- TASK OBJECTIVE
Line count for the string "icon" in the records below: report that figure and nothing else.

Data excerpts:
--
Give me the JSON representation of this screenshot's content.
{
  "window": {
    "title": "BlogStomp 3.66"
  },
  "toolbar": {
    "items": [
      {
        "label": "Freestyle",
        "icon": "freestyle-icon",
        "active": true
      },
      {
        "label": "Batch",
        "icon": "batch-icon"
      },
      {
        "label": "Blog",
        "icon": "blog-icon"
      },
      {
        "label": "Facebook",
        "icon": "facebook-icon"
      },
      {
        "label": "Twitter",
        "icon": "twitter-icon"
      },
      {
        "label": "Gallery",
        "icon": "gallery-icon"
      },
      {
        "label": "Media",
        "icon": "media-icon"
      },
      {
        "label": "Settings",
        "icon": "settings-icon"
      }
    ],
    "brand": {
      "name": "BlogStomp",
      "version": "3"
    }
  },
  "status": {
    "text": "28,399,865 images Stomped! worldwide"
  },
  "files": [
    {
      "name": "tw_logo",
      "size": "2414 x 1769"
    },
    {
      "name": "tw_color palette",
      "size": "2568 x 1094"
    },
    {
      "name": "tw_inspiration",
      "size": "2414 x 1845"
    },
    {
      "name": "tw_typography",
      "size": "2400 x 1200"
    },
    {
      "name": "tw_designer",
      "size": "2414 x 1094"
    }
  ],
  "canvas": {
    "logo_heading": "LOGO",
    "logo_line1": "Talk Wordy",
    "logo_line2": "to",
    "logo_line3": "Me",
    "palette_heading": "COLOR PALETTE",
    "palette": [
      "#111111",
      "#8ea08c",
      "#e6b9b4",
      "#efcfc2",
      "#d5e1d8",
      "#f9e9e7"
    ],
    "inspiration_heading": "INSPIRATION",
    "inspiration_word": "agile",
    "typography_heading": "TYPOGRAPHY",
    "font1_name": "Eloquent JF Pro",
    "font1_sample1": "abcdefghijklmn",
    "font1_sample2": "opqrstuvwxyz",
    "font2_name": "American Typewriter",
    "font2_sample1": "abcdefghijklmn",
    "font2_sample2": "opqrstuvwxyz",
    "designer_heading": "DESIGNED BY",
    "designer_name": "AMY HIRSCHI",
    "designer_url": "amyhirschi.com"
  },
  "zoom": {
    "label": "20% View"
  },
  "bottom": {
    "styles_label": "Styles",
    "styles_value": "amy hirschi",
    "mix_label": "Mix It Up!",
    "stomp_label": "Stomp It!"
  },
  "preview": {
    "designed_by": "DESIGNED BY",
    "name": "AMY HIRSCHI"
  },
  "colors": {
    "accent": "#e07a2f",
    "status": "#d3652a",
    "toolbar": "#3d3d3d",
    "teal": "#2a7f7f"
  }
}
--
- SOLUTION TO THE PROBLEM
8